In 1744 the Virginia and Maryland coffee house in Londons Threadneedle Street changed its name to Virginia and Baltick. This reflected the regions where the merchants and shipowners who regularly gathered there conducted their business.
By the early 1800s it was found necessary to lay down some rules and regulate what had become a rather unruly market, so a committee of senior coffee house regulars was formed. Procedures were established to regulate membership, and the formal Baltic trading processes were born.
The Baltic Company Limited was created in Threadneedle Street in 1857, but when the London Shipping Exchange was amalgamated in 1900 the combined organisation was formally retitled the Baltic Mercantile & Shipping Exchange. Soon afterwards the Exchange moved into new premises in nearby St Mary Axe, with its own administrative offices, a large trading floor, and a banqueting hall.

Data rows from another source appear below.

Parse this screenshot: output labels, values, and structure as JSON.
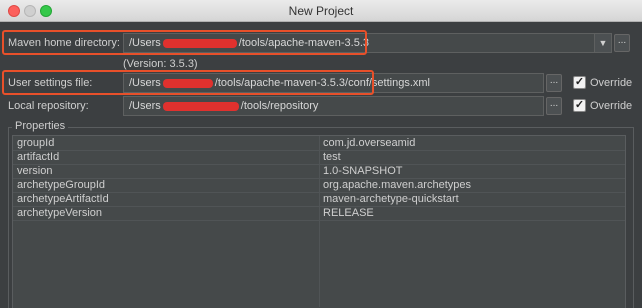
{
  "window": {
    "title": "New Project"
  },
  "maven_home": {
    "label": "Maven home directory:",
    "value_prefix": "/Users",
    "value_suffix": "/tools/apache-maven-3.5.3",
    "version": "(Version: 3.5.3)",
    "dropdown_icon": "chevron-down-icon",
    "browse_label": "..."
  },
  "user_settings": {
    "label": "User settings file:",
    "value_prefix": "/Users",
    "value_suffix": "/tools/apache-maven-3.5.3/conf/settings.xml",
    "browse_label": "...",
    "override_label": "Override",
    "override_checked": true
  },
  "local_repo": {
    "label": "Local repository:",
    "value_prefix": "/Users",
    "value_suffix": "/tools/repository",
    "browse_label": "...",
    "override_label": "Override",
    "override_checked": true
  },
  "properties": {
    "title": "Properties",
    "rows": [
      {
        "key": "groupId",
        "value": "com.jd.overseamid"
      },
      {
        "key": "artifactId",
        "value": "test"
      },
      {
        "key": "version",
        "value": "1.0-SNAPSHOT"
      },
      {
        "key": "archetypeGroupId",
        "value": "org.apache.maven.archetypes"
      },
      {
        "key": "archetypeArtifactId",
        "value": "maven-archetype-quickstart"
      },
      {
        "key": "archetypeVersion",
        "value": "RELEASE"
      }
    ]
  },
  "colors": {
    "highlight": "#e8502a",
    "redaction": "#e0312e",
    "background": "#3c3f41"
  }
}
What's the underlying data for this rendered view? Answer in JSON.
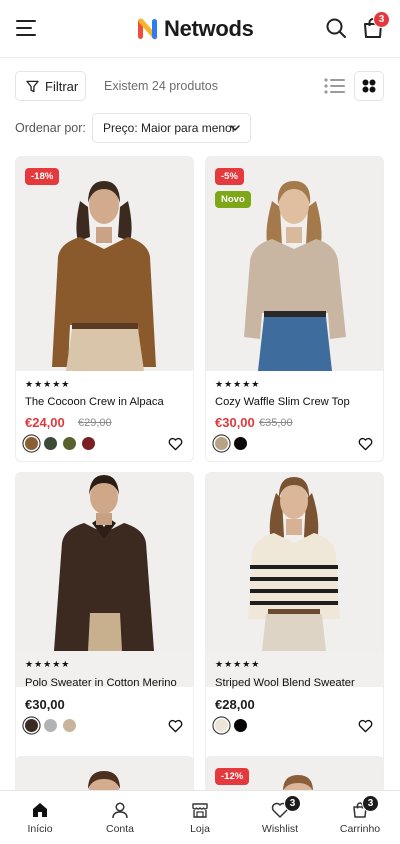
{
  "header": {
    "brand": "Netwods",
    "cart_count": "3",
    "icons": [
      "menu-icon",
      "search-icon",
      "shopping-bag-icon"
    ]
  },
  "toolbar": {
    "filter_label": "Filtrar",
    "results_text": "Existem 24 produtos",
    "sort_label": "Ordenar por:",
    "sort_value": "Preço: Maior para menor"
  },
  "products": [
    {
      "discount": "-18%",
      "badge_new": "",
      "rating_stars": "★★★★★",
      "title": "The Cocoon Crew in Alpaca",
      "price": "€24,00",
      "old_price": "€29,00",
      "swatches": [
        "#8b5e34",
        "#3d4a3a",
        "#59622e",
        "#7a1f24"
      ]
    },
    {
      "discount": "-5%",
      "badge_new": "Novo",
      "rating_stars": "★★★★★",
      "title": "Cozy Waffle Slim Crew Top",
      "price": "€30,00",
      "old_price": "€35,00",
      "swatches": [
        "#b7a286",
        "#0a0a0a"
      ]
    },
    {
      "discount": "",
      "badge_new": "",
      "rating_stars": "★★★★★",
      "title": "Polo Sweater in Cotton Merino",
      "price": "€30,00",
      "old_price": "",
      "swatches": [
        "#3a2a22",
        "#b3b3b3",
        "#c8b49a"
      ]
    },
    {
      "discount": "",
      "badge_new": "",
      "rating_stars": "★★★★★",
      "title": "Striped Wool Blend Sweater",
      "price": "€28,00",
      "old_price": "",
      "swatches": [
        "#ece6d6",
        "#050505"
      ]
    },
    {
      "discount": "",
      "badge_new": ""
    },
    {
      "discount": "-12%",
      "badge_new": ""
    }
  ],
  "bottom_nav": [
    {
      "label": "Início",
      "icon": "home-icon",
      "active": true
    },
    {
      "label": "Conta",
      "icon": "user-icon"
    },
    {
      "label": "Loja",
      "icon": "store-icon"
    },
    {
      "label": "Wishlist",
      "icon": "heart-icon",
      "badge": "3"
    },
    {
      "label": "Carrinho",
      "icon": "shopping-bag-icon",
      "badge": "3"
    }
  ],
  "colors": {
    "sale_red": "#e1393d",
    "new_green": "#7ea718",
    "text_dark": "#1c1c1c"
  }
}
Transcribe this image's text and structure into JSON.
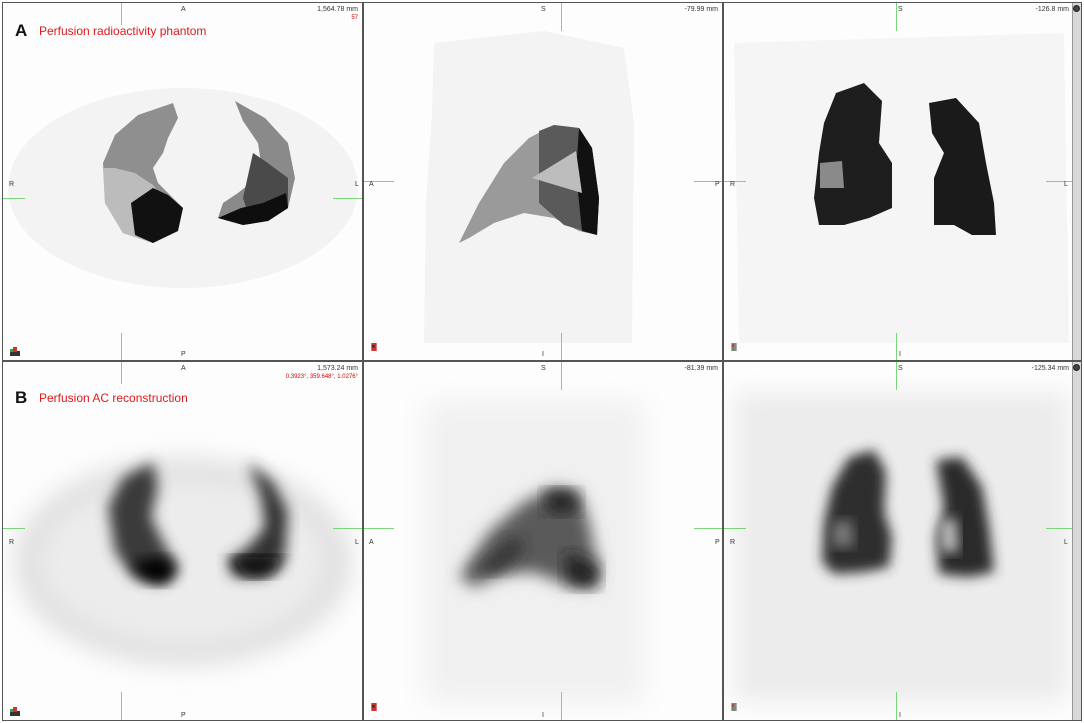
{
  "panels": {
    "a": {
      "letter": "A",
      "title": "Perfusion radioactivity phantom",
      "axial": {
        "top": "A",
        "bottom": "P",
        "left": "R",
        "right": "L",
        "mm": "1,564.78 mm",
        "slice": "57"
      },
      "sagittal": {
        "top": "S",
        "bottom": "I",
        "left": "A",
        "right": "P",
        "mm": "-79.99 mm"
      },
      "coronal": {
        "top": "S",
        "bottom": "I",
        "left": "R",
        "right": "L",
        "mm": "-126.8 mm"
      }
    },
    "b": {
      "letter": "B",
      "title": "Perfusion  AC reconstruction",
      "axial": {
        "top": "A",
        "bottom": "P",
        "left": "R",
        "right": "L",
        "mm": "1,573.24 mm",
        "angles": "0.3923°, 359.648°, 1.0276°"
      },
      "sagittal": {
        "top": "S",
        "bottom": "I",
        "left": "A",
        "right": "P",
        "mm": "-81.39 mm"
      },
      "coronal": {
        "top": "S",
        "bottom": "I",
        "left": "R",
        "right": "L",
        "mm": "-125.34 mm"
      }
    }
  },
  "colors": {
    "crosshair": "#7bd67b",
    "annotation_red": "#e0191b"
  },
  "icons": [
    "orientation-cube-icon",
    "scroll-knob-icon"
  ]
}
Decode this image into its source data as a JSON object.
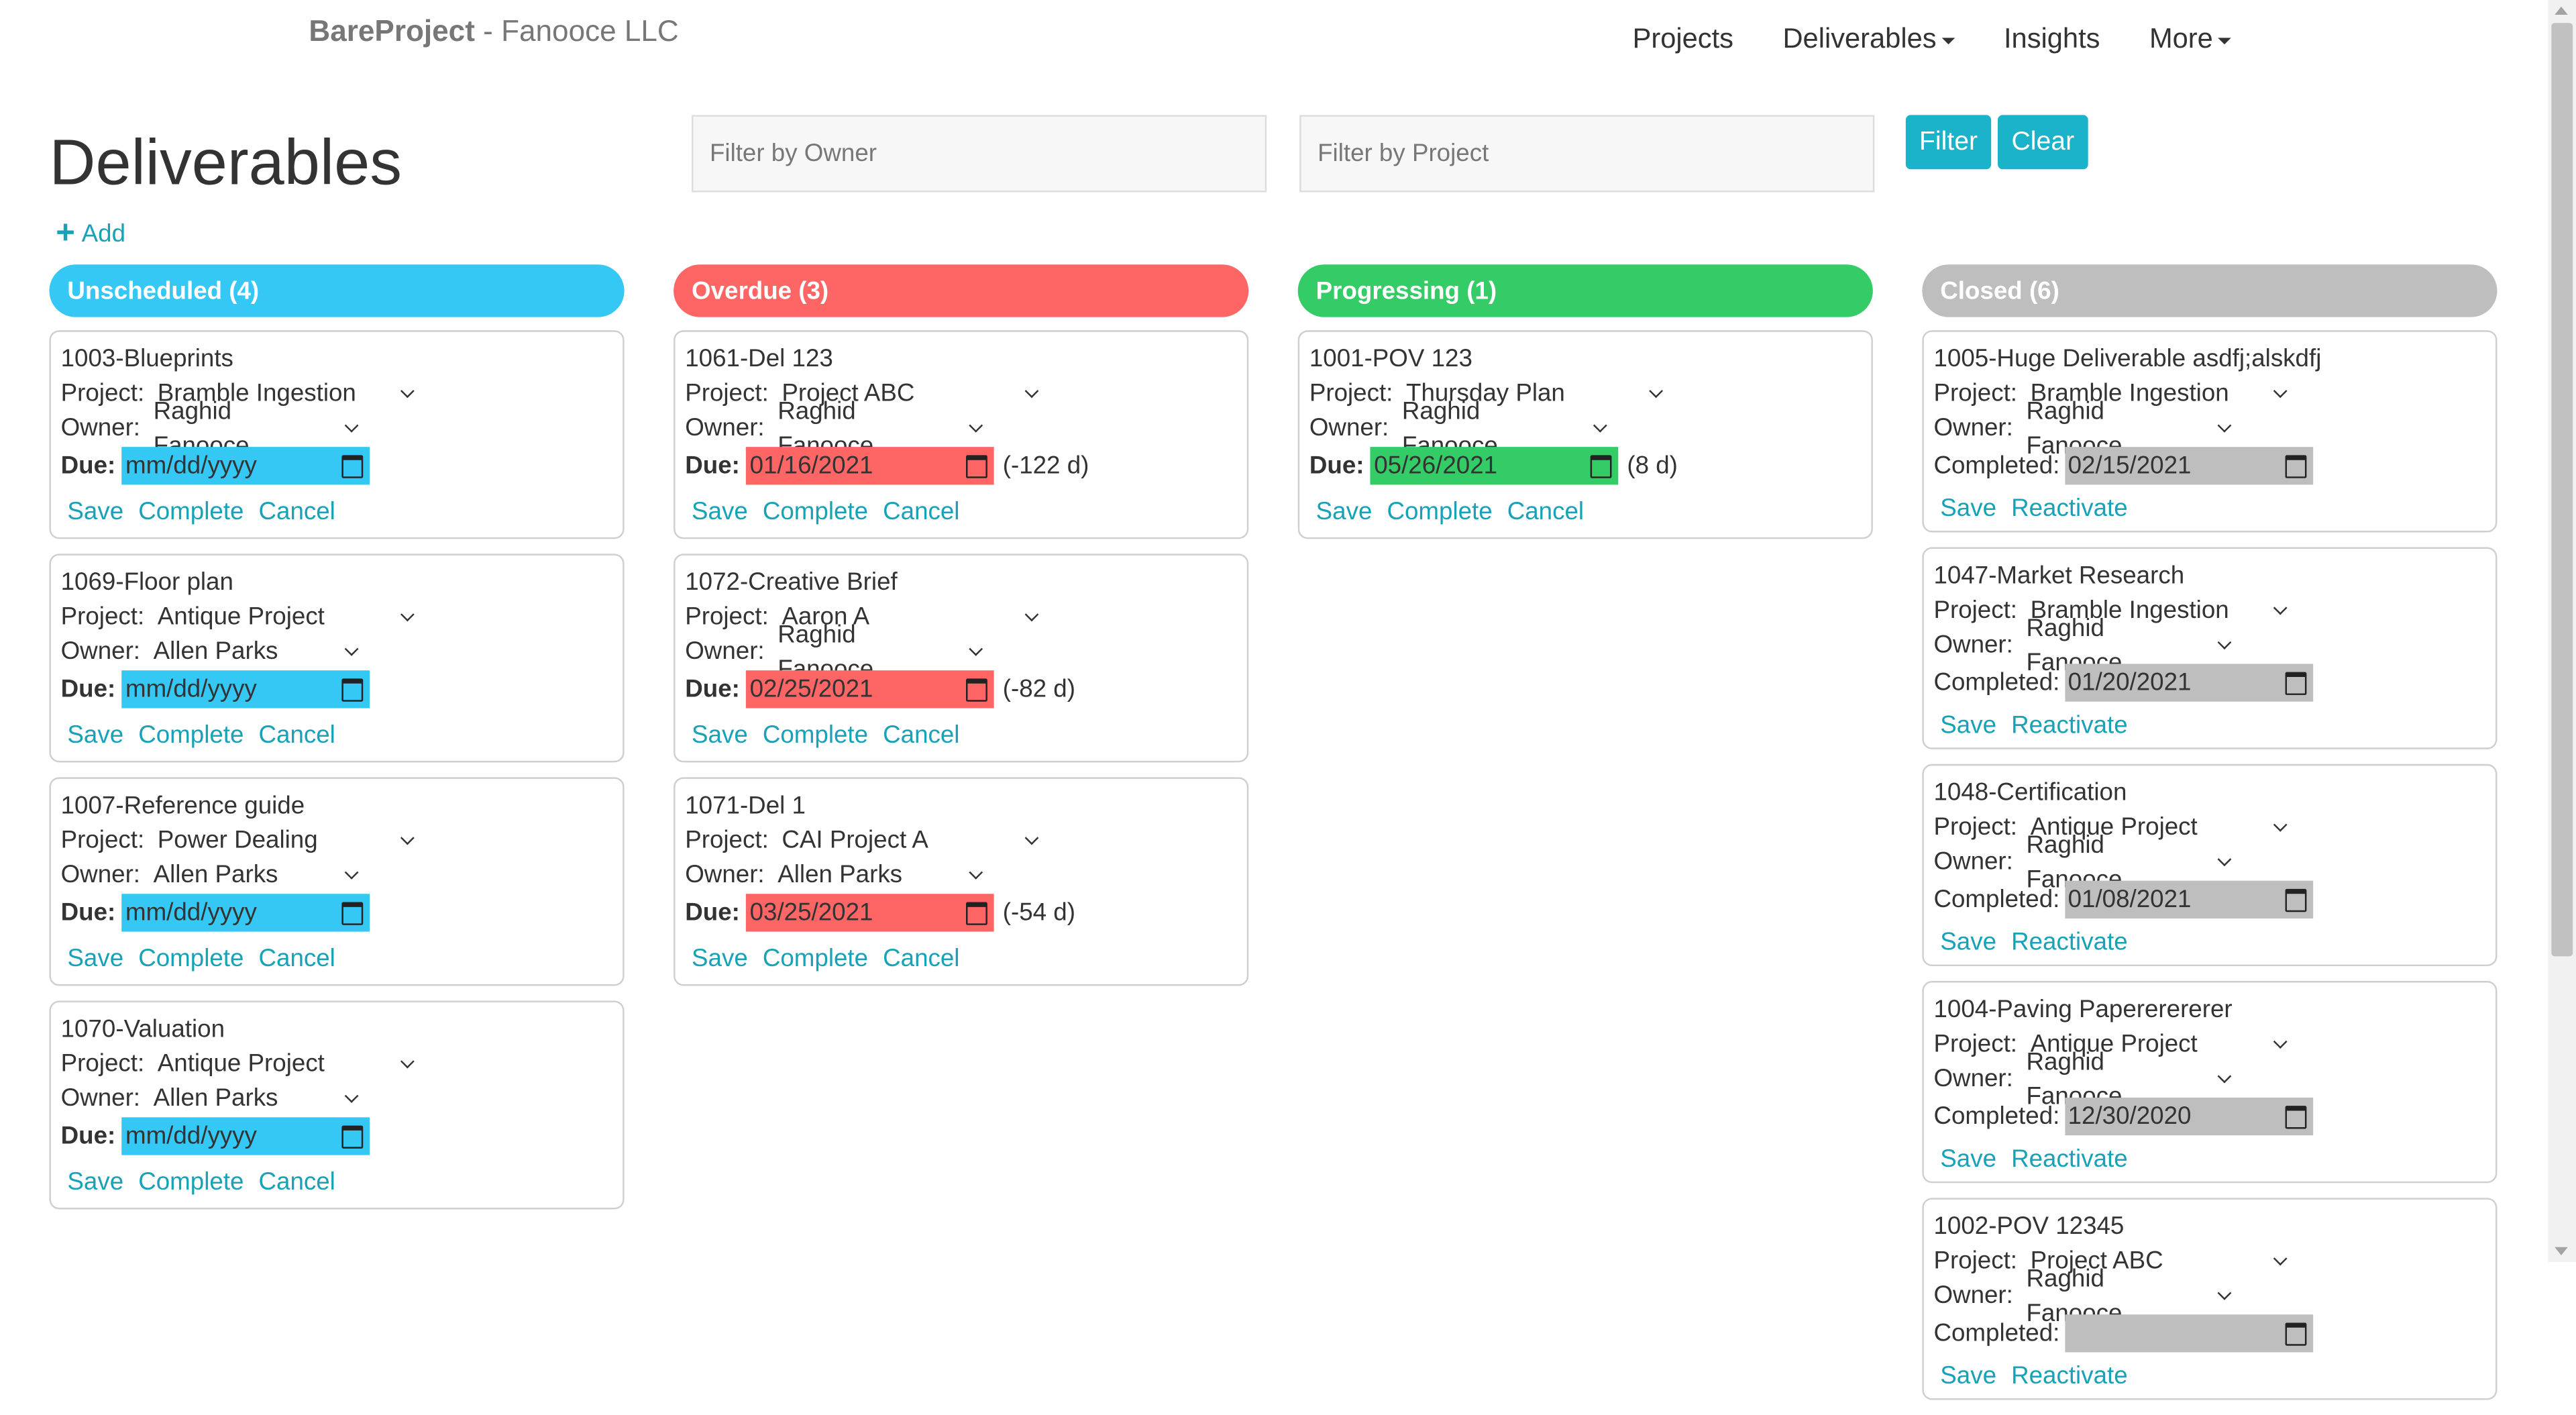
{
  "brand": {
    "name": "BareProject",
    "separator": " - ",
    "company": "Fanooce LLC"
  },
  "nav": {
    "projects": "Projects",
    "deliverables": "Deliverables",
    "insights": "Insights",
    "more": "More"
  },
  "page": {
    "title": "Deliverables",
    "add_label": "Add"
  },
  "filters": {
    "owner_placeholder": "Filter by Owner",
    "project_placeholder": "Filter by Project",
    "filter_button": "Filter",
    "clear_button": "Clear"
  },
  "labels": {
    "project": "Project:",
    "owner": "Owner:",
    "due": "Due:",
    "completed": "Completed:",
    "save": "Save",
    "complete": "Complete",
    "cancel": "Cancel",
    "reactivate": "Reactivate"
  },
  "colors": {
    "unscheduled": "#35c8f5",
    "overdue": "#fe6666",
    "progressing": "#33cc66",
    "closed": "#bebebe",
    "accent": "#17a2b8"
  },
  "columns": [
    {
      "key": "unscheduled",
      "title": "Unscheduled (4)",
      "cards": [
        {
          "title": "1003-Blueprints",
          "project": "Bramble Ingestion",
          "owner": "Raghid Fanooce",
          "date": "mm/dd/yyyy",
          "days": ""
        },
        {
          "title": "1069-Floor plan",
          "project": "Antique Project",
          "owner": "Allen Parks",
          "date": "mm/dd/yyyy",
          "days": ""
        },
        {
          "title": "1007-Reference guide",
          "project": "Power Dealing",
          "owner": "Allen Parks",
          "date": "mm/dd/yyyy",
          "days": ""
        },
        {
          "title": "1070-Valuation",
          "project": "Antique Project",
          "owner": "Allen Parks",
          "date": "mm/dd/yyyy",
          "days": ""
        }
      ]
    },
    {
      "key": "overdue",
      "title": "Overdue (3)",
      "cards": [
        {
          "title": "1061-Del 123",
          "project": "Project ABC",
          "owner": "Raghid Fanooce",
          "date": "01/16/2021",
          "days": "(-122 d)"
        },
        {
          "title": "1072-Creative Brief",
          "project": "Aaron A",
          "owner": "Raghid Fanooce",
          "date": "02/25/2021",
          "days": "(-82 d)"
        },
        {
          "title": "1071-Del 1",
          "project": "CAI Project A",
          "owner": "Allen Parks",
          "date": "03/25/2021",
          "days": "(-54 d)"
        }
      ]
    },
    {
      "key": "progressing",
      "title": "Progressing (1)",
      "cards": [
        {
          "title": "1001-POV 123",
          "project": "Thursday Plan",
          "owner": "Raghid Fanooce",
          "date": "05/26/2021",
          "days": "(8 d)"
        }
      ]
    },
    {
      "key": "closed",
      "title": "Closed (6)",
      "cards": [
        {
          "title": "1005-Huge Deliverable asdfj;alskdfj",
          "project": "Bramble Ingestion",
          "owner": "Raghid Fanooce",
          "date": "02/15/2021",
          "days": ""
        },
        {
          "title": "1047-Market Research",
          "project": "Bramble Ingestion",
          "owner": "Raghid Fanooce",
          "date": "01/20/2021",
          "days": ""
        },
        {
          "title": "1048-Certification",
          "project": "Antique Project",
          "owner": "Raghid Fanooce",
          "date": "01/08/2021",
          "days": ""
        },
        {
          "title": "1004-Paving Papererererer",
          "project": "Antique Project",
          "owner": "Raghid Fanooce",
          "date": "12/30/2020",
          "days": ""
        },
        {
          "title": "1002-POV 12345",
          "project": "Project ABC",
          "owner": "Raghid Fanooce",
          "date": "",
          "days": ""
        }
      ]
    }
  ]
}
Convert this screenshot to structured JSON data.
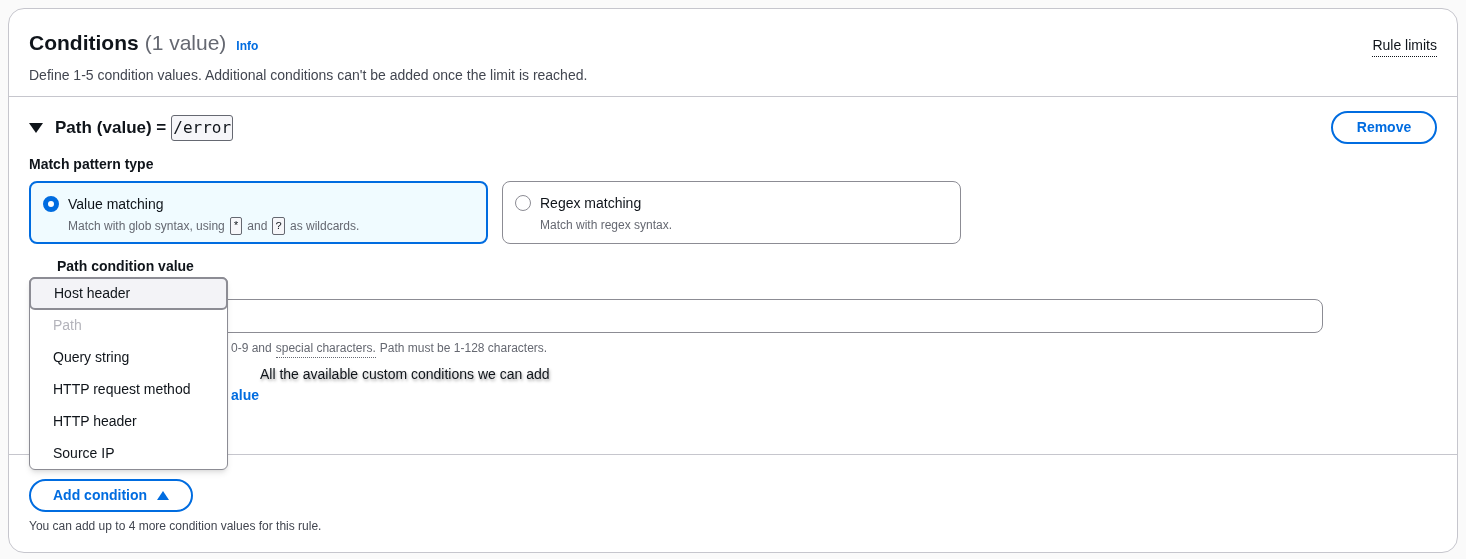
{
  "header": {
    "title": "Conditions",
    "count": "(1 value)",
    "info_link": "Info",
    "rule_limits": "Rule limits",
    "description": "Define 1-5 condition values. Additional conditions can't be added once the limit is reached."
  },
  "condition": {
    "expanded": true,
    "field": "Path",
    "qualifier": "(value) =",
    "value": "/error",
    "remove_button": "Remove",
    "match_pattern": {
      "label": "Match pattern type",
      "options": [
        {
          "title": "Value matching",
          "description_before": "Match with glob syntax, using",
          "key_1": "*",
          "description_middle": "and",
          "key_2": "?",
          "description_after": "as wildcards.",
          "selected": true
        },
        {
          "title": "Regex matching",
          "description_before": "Match with regex syntax.",
          "selected": false
        }
      ]
    },
    "value_label": "Path condition value",
    "hint_before": "0-9 and",
    "hint_link": "special characters.",
    "hint_after": "Path must be 1-128 characters.",
    "add_value_link": "alue"
  },
  "annotation": "All the available custom conditions we can add",
  "menu": [
    {
      "label": "Host header",
      "highlighted": true,
      "disabled": false
    },
    {
      "label": "Path",
      "highlighted": false,
      "disabled": true
    },
    {
      "label": "Query string",
      "highlighted": false,
      "disabled": false
    },
    {
      "label": "HTTP request method",
      "highlighted": false,
      "disabled": false
    },
    {
      "label": "HTTP header",
      "highlighted": false,
      "disabled": false
    },
    {
      "label": "Source IP",
      "highlighted": false,
      "disabled": false
    }
  ],
  "add_condition": {
    "label": "Add condition",
    "expanded": true
  },
  "footer": "You can add up to 4 more condition values for this rule."
}
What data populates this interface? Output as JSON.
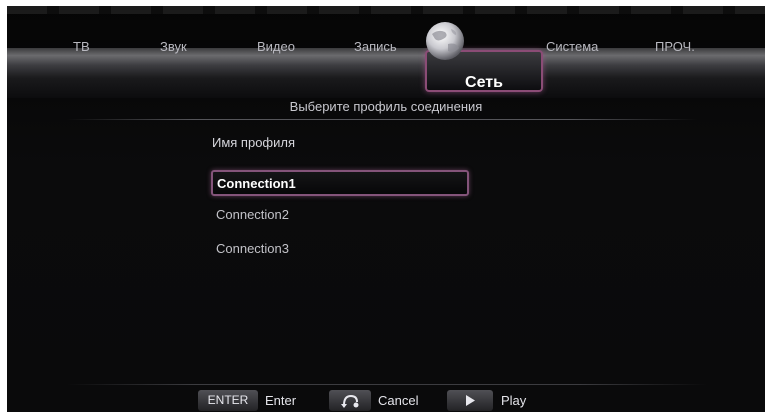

Air charters started to take place from 1929 and by the mid 1940s it was considered necessary to form an aviation division of the Baltic Exchange to regulate this activity. Initially known as the Air Freight Advisory Committee, this group became the Airbrokers Association in March 1949, and the Baltic Exchange was then able to add the accolade of being the world’s first air freight exchange to its long list of achievements.
The aim of the Airbrokers Association was to bring to aircraft chartering the same standards of integrity and professionalism for which the Baltic Exchange had long been known and respected. In 1976 membership was opened to include airlines and other non-members of the Exchange who could show that they operated their aviation businesses to the same high standards set by the original association. The name then changed to the Baltic Air Charter Association.
Later advances in communications resulted in a decline in air charter business actually taking place on the trading floor of the Exchange, but members continued to use the facilities offered for social functions and private meetings.
On 10 April 1992 an IRA terrorist bomb exploded in a van parked outside the Baltic Exchange building in St Mary Axe, completely destroying it and killing three people, including one Baltic Exchange staff member. The building was rendered unusable, and it was considered unrealistic to rebuild it according to the historic detail requirements imposed by English Heritage.
The maritime activities moved immediately to the premises of Lloyd’s of London, and the Baltic Air Charter Association was forced to conduct its activities at various other locations, including Trafalgar House near the Tower of London.
It was decided that the site of the old building would pass to a developer, and the Swiss Re Tower (widely known as the Gherkin) now stands on that site. Meanwhile the Baltic Exchange acquired the smaller building next door at 38 St Mary Axe in 1995, and this is now the home of the Exchange, and the Baltic Air Charter Association.
Membership of the Association grows year by year, and has nearly doubled in the last decade, reflecting the value that members draw from the benefits offered. These include the provision of support, advisory and consultation facilities when difficulties arise during the course of normal trading, and two splendid and very well-attended luncheons each year at prestigious historical venues in the City of London, which members use for networking and entertaining clients.
The Association also holds regular training seminars at the Baltic Exchange, which are becoming increasingly popular and valued. BACA also recommends an escrow service run by Shelby Financial Corporation, a company specializing in Escrow services, to provide a secure deposit for funds being paid in advance to operators. This facility enables clients monies to be held securely in cases where there is an extended period between the requirement to make a deposit to hold a booking slot, and the actual date of the flight. This period incurs an element of risk should the air charter operator run into difficulties after the deposit has been made, and the Shelby Escrow service, recommended by BACA, helps to remove this risk.
BACA continues to uphold high standards of trading ethics and honourable business practices, and does its best to ensure that members abide by the BACA Code of Conduct. Membership of the Association provides credibility and reassurance to the charter-buying client, and it is in order to maintain this high standard that BACA has adopted the same motto as its parent organisation, the Baltic Exchange My Word My Bond.
The Baltic Exchange gives BACA support with social resources to BACA members, and the council recommends that members take full advantage of the benefits available. Located in the heart of the City of London, the Exchange gives members a central base where they can hold meetings, hire secretarial services, use the bar and restaurant, review their emails etc. Details are available at The Baltic Exchange’s own website.
In 2017 the Association incorporated and become a Company Limited by Guarantee, changing its name to BACA – The Air Charter Association Ltd.